Probably out of morbid curiosity, I watched an episode of CSI: Miami last night and was struck by how far gone from reality TV is. In this episode of the popular series, a conman hatches a ludicrous scheme. First he murders a rich guy by rigging his Jaguar’s brake mechanism, sending him crashing into the wall near his office. Then he poses as a widower and befriends the rich man’s widow at grief counseling. He hires two younger con artists to pose as his kids and they become a new family. But the whole point (which we find out in reverse) was to get a connection to another rich person in the nearby yacht club who happens to keep $50M in gold bars in his bedroom. And this is where it gets really imaginative.
See, eventually the kids grab the gold, shoot the Dutch foreign exchange student housesitter there (the ex-boyfriend of the con girl), drag the gold and the dead body out to their yacht, and go on a pleasant family trip into the bay by the barges. But unbeknownst to them, the gold guy’s daughter (ex-girlfriend of the con boy) had walked in on the two siblings (not actually related) having sex (of course we get to see it, too). Then in a fury, she enacts her own elaborate revenge by emptying the water from con boy’s bong and filling it with lighter fluid. So when he goes to light up on the boat (with the gold) it blows up and the boat catches fire.
Meanwhile in another elaborate scheme, a local salvaging boat has pulled a sand bar buoy out of the way, causing the flaming con boat to get stuck in the mud.
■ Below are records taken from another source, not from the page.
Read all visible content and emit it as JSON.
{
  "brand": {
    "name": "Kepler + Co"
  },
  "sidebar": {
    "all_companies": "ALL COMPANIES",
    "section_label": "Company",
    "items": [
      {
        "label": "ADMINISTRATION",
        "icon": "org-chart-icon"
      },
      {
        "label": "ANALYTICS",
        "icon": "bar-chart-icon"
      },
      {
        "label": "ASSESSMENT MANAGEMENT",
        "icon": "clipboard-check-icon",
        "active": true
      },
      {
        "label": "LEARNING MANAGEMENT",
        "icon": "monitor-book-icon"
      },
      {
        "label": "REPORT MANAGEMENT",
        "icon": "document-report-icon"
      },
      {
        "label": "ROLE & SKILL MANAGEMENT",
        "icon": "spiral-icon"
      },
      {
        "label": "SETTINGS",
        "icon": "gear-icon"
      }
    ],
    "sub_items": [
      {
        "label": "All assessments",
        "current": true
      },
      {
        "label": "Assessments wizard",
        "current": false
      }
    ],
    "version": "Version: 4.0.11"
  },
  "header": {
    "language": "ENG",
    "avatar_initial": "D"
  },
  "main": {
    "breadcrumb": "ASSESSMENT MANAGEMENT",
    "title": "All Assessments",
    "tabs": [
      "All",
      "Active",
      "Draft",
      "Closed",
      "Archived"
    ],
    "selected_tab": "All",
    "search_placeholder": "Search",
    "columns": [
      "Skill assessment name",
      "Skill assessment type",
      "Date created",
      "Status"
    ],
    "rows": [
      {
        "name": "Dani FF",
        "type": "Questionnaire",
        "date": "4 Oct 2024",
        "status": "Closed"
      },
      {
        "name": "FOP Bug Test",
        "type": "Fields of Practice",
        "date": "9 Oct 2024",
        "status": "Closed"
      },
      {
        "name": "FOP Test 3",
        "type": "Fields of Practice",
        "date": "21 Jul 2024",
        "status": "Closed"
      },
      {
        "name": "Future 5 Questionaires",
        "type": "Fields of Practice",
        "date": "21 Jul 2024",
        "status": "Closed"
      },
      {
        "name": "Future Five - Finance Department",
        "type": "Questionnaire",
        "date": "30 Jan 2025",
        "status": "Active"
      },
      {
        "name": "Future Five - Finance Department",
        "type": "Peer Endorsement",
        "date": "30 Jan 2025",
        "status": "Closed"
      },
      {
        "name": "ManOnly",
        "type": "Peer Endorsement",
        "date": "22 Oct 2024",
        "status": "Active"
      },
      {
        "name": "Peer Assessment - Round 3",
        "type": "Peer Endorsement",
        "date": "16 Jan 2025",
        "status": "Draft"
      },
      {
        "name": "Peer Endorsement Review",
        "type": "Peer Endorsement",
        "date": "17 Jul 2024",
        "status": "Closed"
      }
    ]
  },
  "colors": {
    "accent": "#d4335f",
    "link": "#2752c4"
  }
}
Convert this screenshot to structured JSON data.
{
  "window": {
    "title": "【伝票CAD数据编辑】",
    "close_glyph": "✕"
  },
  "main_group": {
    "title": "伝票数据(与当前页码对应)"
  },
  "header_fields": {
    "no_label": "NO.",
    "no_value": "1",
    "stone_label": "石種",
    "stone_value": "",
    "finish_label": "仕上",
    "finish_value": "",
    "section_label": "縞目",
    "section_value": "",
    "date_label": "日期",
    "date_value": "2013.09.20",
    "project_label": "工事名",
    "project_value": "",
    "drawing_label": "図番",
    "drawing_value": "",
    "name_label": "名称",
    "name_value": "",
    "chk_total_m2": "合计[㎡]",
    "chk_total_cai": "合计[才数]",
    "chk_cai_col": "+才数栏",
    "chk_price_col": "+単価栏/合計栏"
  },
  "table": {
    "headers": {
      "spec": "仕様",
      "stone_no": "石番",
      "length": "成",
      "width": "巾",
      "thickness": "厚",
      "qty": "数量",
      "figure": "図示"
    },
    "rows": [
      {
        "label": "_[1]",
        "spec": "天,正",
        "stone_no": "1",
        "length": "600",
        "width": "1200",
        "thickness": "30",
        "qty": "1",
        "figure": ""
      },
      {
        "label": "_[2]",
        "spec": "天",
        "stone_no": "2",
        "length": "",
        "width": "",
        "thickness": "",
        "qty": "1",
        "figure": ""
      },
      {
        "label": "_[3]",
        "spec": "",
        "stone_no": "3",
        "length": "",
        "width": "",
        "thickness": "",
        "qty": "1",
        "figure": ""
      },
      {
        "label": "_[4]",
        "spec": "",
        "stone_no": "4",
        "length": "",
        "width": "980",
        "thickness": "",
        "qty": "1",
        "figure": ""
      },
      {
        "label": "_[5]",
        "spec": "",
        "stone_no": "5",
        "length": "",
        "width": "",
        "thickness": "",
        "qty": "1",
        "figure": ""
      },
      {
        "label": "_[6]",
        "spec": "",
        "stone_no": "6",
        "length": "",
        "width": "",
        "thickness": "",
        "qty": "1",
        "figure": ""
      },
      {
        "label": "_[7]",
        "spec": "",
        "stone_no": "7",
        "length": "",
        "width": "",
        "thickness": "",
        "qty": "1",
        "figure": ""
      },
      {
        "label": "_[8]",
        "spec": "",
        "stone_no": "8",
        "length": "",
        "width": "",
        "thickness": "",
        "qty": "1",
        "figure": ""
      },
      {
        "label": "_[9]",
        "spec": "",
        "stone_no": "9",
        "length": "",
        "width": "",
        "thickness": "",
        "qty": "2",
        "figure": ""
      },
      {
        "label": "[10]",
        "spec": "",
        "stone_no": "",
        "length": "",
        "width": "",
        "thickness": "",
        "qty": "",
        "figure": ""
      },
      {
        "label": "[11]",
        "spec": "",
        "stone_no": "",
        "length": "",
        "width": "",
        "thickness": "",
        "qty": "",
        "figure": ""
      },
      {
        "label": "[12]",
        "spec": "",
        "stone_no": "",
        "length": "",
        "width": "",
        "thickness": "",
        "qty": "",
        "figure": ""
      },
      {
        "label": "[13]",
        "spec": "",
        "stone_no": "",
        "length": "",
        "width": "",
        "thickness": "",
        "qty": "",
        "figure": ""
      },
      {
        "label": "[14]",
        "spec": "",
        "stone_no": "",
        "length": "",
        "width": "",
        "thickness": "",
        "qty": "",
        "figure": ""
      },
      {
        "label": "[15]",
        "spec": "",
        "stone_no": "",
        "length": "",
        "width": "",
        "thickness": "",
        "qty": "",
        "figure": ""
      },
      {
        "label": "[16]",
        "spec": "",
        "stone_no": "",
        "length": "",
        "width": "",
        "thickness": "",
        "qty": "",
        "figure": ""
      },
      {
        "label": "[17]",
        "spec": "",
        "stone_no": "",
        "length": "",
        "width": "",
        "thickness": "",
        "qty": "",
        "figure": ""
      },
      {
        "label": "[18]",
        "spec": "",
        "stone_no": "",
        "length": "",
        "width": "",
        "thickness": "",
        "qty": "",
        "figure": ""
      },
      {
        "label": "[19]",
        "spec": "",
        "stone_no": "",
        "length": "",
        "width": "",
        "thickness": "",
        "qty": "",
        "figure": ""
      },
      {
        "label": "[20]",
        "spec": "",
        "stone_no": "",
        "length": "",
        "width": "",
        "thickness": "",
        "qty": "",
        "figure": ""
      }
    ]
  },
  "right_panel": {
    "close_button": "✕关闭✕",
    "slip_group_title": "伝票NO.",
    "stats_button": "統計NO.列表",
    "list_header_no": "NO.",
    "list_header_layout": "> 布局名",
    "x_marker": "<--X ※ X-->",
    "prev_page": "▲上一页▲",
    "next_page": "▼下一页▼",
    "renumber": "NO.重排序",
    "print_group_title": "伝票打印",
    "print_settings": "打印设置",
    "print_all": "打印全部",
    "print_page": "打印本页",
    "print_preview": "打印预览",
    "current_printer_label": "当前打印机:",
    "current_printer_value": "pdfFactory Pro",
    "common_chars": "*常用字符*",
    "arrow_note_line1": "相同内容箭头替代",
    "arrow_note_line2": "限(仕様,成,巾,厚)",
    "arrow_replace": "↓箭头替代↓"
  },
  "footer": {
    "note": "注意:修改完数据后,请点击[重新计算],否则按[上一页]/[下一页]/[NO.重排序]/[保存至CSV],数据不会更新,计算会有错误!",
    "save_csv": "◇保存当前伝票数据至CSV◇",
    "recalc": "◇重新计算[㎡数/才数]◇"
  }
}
Wouldn’t you know it, but sharks are swarming (this is the opening scene) and the con girl freaks out about the fire, sees the sharks, jumps into the water with the sharks, and promptly gets eaten by sharks. The con boy jumps in after her but does not get eaten. Instead, he swims over to the salvage barge and works out a deal to split the take on the gold, since anything salvaged is legally owned by the salvager.
This doesn’t even touch the impossible guesswork made by the investigators, nor does it match the nonsensical interrogation scenes where the cops tell the crooks everything they know, the crooks act smug, and nothing is accomplished except for a dramatic showdown and funny faces. There are fancy computers and multi-million dollar crimelabs and the whole thing gives the unfortunate impression that the police are anything other than a bunch of inept traffic ticket writers. But what really strikes me about this thing is how distant from the reality of criminal violence the show is. In the real world, there are far fewer madcap plots than there are random acts prompted by morbid curiosity.
Take the case of Nicholas Minucci. The 20-year-old was sentenced to 15 years yesterday for beating a black man unconscious with a baseball bat in the predominantly white neighborhood of Howard Beach in Queens, New York. The attack, which resulted in a fractured skull and an existential revelation (“Although I was at first extremely bitter, I now have a different state of mind,” the victim said. “This situation has helped me to look at my life and appreciate it more. I could have easily not been here because of your stupidness”) was prosecuted as a hate crime because of a racial slur used during the attack (the defense argued that Minucci was simply speaking the way thousands of other young men do). Granted, the victim was heading into the neighborhood with intent to steal a car, but he just hadn’t gotten around to it yet.
On the flip side of the racial coin, I like the story of Kenny Alexis, a 20-year-old Haitian man in America on a student visa accused of stabbing two Canadian tourists walking in Manhattan's theater district. He was angry because they snubbed him when he tried to talk to them. “Yeah, those white girls ... They don't want to talk to anybody, so I went after them,” he told investigators. It all began one ill-omened day this past June when he noticed a man looking at him funny and sensed the man was “out to get him.” Alexis stabbed the man and hopped on a subway car. He stabbed another guy on a subway station platform hours later because he “felt threatened.” He then went to approach the aforementioned white women, who were walking away from him rather fast. Alexis “was upset that they wouldn't talk to him so he quickly followed behind them” and stabbed each in the back, reports indicate.
But closer to home is Matthew McCombs, the 18-year-old charged with killing 16-year-old high school student and FFA (Future Farmers of America) member Ashton Glover. He was captured in Michigan with his cohort Sean Brown trying to cross the US-Canada border into Ontario just minutes after his information was posted to the national criminal directory. The Sugar Land, Texas resident had stolen the murder weapon, “an old model replica, a frontier model … out of production for some time,” from a friend's grandmother's house in nearby Kerrville, Texas. When asked why he shot his friend in the head on July 7 in the muddy field that night, his response was “morbid curiosity.” The two boys came back to bury the body only after they went to IHOP for breakfast.